Personally I don't do re-grouts because they are always
questionable at best. Grout is made to go in- between the
tiles and lock in underneath them. When you re-grout,
you're only trusting in a thin surface bond. A complete
removal as SQLit mentions would be acceptable because
the grout could get deeply into the joint to grab.
I don't know why the tilelab stuff didn't work. For floors
I use the darker, expensive ($15 pint) bottle of Tilelab
and it seals polymer grout in one heavy coat. You can
dump water on it when dry and it beads and will not soak
into (or darken when wet) the grout.
I've also never sealed shower tile. For one, it's hard to get
the sealer to lay on it long enough to dry, because it's a
vertical surface. Secondly, I have a personal problem with
all that moisture and running water getting into the grout,
yet not being able to dry out because the sealer is holding
the moisture in. I know sealers are supposed to be
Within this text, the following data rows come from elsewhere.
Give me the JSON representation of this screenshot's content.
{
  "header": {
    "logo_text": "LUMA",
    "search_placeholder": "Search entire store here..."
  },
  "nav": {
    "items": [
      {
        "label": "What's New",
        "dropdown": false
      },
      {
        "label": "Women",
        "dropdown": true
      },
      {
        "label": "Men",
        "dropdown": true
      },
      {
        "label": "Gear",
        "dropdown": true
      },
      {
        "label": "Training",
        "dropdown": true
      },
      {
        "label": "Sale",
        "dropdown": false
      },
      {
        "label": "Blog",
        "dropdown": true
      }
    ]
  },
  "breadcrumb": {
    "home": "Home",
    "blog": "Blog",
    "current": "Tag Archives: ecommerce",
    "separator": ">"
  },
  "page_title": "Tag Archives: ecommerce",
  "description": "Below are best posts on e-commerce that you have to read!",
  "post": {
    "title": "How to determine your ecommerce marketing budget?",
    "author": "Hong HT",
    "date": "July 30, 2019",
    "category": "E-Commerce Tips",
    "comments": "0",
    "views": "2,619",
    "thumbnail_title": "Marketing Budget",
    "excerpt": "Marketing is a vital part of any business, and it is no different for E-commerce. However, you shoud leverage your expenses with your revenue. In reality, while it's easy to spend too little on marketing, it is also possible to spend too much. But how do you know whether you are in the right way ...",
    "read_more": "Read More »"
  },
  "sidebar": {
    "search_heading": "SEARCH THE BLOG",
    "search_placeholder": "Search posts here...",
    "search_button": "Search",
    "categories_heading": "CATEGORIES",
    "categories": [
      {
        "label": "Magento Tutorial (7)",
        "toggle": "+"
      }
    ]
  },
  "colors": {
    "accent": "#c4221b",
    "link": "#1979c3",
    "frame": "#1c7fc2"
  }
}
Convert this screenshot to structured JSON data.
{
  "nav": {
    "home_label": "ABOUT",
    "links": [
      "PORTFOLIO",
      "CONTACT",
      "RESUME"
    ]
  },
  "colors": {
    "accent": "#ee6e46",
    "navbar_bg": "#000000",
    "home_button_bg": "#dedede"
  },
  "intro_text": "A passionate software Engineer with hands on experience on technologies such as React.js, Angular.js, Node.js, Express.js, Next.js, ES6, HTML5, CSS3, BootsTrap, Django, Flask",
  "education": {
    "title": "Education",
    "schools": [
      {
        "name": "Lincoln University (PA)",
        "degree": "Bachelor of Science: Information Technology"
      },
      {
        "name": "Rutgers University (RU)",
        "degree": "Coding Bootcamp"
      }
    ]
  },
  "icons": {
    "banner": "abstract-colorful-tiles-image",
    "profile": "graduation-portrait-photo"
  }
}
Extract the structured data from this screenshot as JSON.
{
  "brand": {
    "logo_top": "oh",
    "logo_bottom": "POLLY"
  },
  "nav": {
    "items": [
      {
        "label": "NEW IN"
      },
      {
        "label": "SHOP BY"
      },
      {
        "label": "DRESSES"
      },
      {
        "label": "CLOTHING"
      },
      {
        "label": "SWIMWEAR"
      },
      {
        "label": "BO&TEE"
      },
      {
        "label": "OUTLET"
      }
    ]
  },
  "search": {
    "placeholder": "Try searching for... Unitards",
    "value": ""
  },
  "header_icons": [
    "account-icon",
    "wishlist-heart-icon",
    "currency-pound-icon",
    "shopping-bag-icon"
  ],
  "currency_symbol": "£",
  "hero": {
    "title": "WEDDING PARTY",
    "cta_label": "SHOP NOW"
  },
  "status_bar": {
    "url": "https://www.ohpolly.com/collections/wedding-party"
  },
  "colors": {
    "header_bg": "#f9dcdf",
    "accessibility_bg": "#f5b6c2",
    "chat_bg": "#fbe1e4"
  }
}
"breathable" but by the way they make water bead on the
surface, I question how much moisture can get out of
I don't use darker colored grout in showers for the reason
you mentioned. Pure white (sanded or unsanded) will not
darken when wet and looks great with any tile in a shower.
At the most I use a light-to-medium color that won't darken
so bad, and warn customers in advance that it WILL darken.
I like to just do a good job grouting, and leave it unsealed
in wet areas. Moisture and water are not bad for grout.
I sealed a floor area real well (20 x20 porcelain). Later it
flooded for a day and the people told me it took weeks for
the grout to dry out. My opinion is that the water got under
the sealer and into the grout, and took a l-o-n-g time to dry
All this is my opinion of course...